Material for this task.
++++

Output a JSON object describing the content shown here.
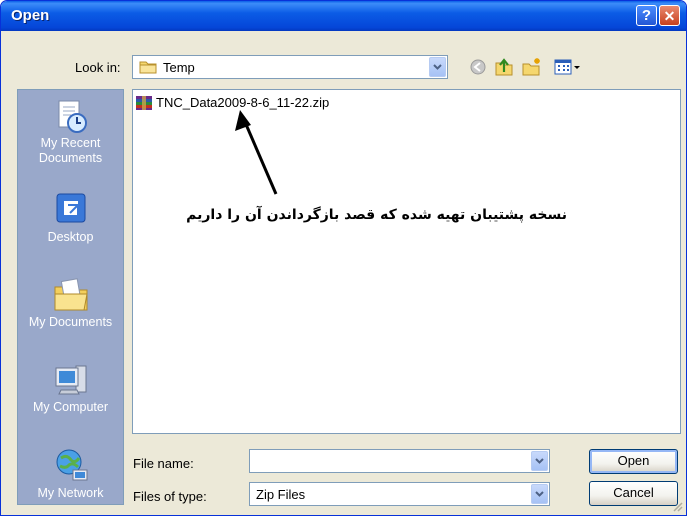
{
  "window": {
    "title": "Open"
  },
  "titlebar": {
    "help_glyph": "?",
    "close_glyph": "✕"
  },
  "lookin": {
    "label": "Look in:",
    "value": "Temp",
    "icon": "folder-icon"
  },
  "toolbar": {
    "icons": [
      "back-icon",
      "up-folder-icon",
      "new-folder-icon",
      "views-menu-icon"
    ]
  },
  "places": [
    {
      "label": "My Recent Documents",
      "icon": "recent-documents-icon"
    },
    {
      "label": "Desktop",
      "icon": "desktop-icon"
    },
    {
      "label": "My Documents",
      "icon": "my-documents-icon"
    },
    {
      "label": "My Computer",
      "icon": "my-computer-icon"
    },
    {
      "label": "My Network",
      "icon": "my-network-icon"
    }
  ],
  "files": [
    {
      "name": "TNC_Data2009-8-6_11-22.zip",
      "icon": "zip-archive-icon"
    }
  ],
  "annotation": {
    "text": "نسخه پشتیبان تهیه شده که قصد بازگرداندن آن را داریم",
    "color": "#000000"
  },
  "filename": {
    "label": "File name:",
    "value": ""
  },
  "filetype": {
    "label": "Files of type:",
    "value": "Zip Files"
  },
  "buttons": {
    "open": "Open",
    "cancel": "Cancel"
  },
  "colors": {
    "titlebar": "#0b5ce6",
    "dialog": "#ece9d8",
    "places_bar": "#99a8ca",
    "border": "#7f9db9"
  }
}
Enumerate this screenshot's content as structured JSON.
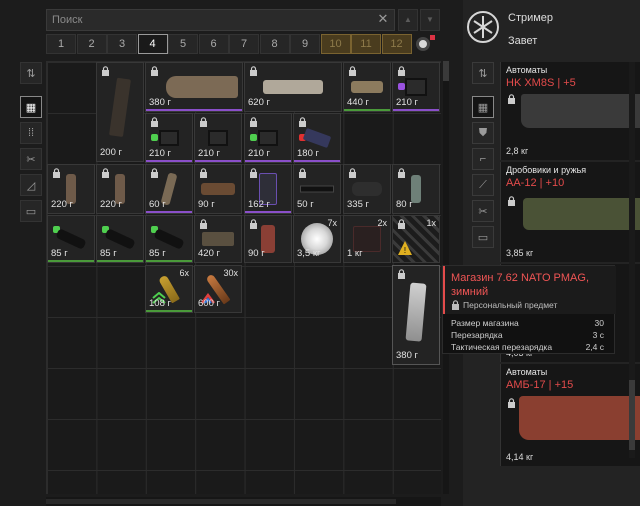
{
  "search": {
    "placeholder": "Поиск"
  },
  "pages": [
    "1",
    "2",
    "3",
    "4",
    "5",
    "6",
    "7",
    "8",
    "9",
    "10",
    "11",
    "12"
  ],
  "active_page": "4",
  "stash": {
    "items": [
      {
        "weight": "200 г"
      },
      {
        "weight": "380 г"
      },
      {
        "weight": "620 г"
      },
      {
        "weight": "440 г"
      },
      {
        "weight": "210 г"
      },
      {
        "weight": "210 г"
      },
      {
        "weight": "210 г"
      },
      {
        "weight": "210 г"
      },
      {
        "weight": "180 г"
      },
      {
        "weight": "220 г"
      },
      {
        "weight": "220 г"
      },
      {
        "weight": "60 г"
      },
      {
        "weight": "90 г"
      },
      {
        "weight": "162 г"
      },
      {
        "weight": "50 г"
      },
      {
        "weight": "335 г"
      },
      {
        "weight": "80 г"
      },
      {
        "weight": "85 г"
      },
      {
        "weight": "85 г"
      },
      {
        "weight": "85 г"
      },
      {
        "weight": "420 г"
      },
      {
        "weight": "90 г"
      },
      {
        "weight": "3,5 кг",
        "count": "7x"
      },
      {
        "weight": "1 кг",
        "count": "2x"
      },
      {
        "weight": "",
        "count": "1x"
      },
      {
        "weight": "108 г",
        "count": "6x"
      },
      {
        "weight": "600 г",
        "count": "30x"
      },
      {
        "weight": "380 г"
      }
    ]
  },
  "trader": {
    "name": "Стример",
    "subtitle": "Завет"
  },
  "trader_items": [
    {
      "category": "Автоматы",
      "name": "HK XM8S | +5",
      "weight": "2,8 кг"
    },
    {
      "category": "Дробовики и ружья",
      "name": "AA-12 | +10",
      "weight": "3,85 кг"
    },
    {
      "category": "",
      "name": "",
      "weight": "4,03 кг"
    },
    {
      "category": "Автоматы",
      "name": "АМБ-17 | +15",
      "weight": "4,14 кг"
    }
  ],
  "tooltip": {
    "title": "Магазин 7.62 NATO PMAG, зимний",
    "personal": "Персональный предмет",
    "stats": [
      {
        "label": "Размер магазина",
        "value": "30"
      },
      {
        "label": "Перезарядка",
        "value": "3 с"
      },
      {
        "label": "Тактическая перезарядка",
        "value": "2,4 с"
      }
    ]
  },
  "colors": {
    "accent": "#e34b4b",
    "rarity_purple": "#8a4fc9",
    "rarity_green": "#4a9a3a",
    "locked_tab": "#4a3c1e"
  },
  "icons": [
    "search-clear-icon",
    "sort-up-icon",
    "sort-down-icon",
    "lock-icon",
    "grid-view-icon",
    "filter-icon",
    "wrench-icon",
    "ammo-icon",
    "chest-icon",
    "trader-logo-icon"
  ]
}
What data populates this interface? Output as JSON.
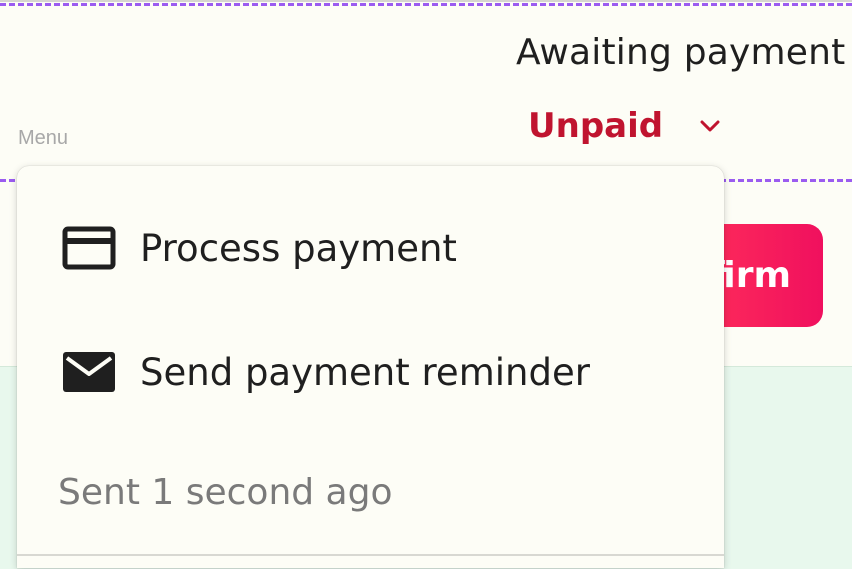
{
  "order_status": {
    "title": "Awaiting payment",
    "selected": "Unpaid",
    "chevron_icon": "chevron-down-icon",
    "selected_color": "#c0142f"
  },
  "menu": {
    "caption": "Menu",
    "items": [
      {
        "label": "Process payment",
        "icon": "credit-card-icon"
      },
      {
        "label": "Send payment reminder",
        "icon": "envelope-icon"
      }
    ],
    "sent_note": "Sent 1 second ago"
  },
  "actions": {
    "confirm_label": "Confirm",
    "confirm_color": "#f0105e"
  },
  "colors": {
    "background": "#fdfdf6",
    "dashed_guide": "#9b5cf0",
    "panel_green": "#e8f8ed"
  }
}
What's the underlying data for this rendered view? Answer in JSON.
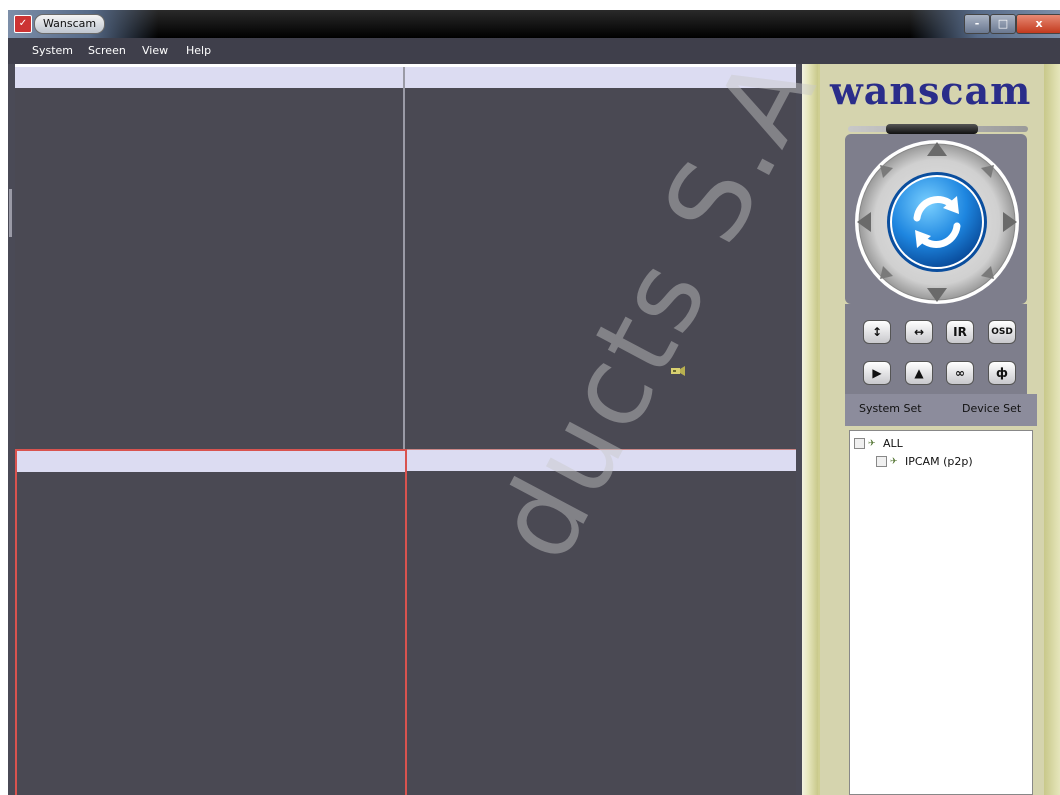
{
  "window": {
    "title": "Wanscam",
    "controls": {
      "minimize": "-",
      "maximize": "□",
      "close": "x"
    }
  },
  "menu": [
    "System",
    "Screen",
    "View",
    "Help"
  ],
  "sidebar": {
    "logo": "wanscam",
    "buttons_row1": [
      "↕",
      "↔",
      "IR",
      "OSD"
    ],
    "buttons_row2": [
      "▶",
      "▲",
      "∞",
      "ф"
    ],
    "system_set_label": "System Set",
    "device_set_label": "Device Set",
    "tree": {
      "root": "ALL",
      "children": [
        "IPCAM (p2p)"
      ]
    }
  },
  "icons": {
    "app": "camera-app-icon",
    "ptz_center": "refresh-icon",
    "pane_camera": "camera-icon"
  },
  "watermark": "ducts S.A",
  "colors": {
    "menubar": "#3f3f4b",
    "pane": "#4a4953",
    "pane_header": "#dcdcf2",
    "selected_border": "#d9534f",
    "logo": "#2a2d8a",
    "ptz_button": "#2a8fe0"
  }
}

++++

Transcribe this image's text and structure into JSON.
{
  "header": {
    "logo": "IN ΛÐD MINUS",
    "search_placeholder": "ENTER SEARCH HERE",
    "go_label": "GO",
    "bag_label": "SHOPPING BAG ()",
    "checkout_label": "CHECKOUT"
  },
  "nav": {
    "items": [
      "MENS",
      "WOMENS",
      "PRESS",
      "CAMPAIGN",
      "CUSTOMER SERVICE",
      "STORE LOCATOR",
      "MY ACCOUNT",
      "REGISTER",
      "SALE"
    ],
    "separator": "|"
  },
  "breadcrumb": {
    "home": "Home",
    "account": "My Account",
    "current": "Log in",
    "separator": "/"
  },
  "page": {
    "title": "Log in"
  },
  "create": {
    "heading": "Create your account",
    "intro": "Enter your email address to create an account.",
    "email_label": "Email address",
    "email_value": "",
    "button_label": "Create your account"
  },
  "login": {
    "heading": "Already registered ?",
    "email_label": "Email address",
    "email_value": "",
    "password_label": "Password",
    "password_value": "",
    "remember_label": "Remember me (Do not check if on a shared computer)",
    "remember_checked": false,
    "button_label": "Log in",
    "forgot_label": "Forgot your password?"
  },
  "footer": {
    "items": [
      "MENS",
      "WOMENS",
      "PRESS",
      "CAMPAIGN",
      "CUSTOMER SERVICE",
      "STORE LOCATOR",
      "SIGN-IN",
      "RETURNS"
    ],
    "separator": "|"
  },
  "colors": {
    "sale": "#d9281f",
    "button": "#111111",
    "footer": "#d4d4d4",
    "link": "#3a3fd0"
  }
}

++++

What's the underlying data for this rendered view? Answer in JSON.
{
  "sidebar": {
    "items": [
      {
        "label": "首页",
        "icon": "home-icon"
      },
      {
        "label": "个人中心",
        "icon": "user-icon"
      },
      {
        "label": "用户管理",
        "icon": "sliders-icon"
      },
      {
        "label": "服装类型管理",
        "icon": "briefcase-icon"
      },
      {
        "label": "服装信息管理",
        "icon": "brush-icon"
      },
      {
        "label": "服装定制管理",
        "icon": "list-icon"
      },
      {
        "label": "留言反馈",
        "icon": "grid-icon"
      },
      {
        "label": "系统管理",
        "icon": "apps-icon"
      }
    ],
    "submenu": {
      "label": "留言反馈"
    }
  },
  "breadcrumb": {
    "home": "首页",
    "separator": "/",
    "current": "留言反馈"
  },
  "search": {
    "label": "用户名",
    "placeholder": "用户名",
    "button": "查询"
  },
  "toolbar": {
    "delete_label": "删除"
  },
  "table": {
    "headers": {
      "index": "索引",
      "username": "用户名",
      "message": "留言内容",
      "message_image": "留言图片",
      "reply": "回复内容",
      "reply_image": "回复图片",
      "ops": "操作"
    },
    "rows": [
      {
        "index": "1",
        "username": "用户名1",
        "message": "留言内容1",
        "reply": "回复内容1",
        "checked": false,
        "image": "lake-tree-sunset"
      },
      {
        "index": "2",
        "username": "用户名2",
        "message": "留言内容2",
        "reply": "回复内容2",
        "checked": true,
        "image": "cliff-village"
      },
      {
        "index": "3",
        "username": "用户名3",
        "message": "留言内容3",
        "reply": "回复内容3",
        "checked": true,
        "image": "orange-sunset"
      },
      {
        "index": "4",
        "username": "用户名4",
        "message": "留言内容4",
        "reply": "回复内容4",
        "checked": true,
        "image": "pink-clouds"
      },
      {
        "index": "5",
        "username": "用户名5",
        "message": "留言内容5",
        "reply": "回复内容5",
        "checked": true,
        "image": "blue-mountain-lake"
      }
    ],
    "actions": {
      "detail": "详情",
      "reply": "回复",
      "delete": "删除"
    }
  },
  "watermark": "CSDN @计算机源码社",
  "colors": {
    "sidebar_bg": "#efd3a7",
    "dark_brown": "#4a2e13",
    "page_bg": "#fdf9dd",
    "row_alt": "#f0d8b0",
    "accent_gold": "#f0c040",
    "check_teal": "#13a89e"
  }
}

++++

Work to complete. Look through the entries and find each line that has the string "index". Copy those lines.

Finished exercise.
      "index": "索引",
        "index": "1",
        "index": "2",
        "index": "3",
        "index": "4",
        "index": "5",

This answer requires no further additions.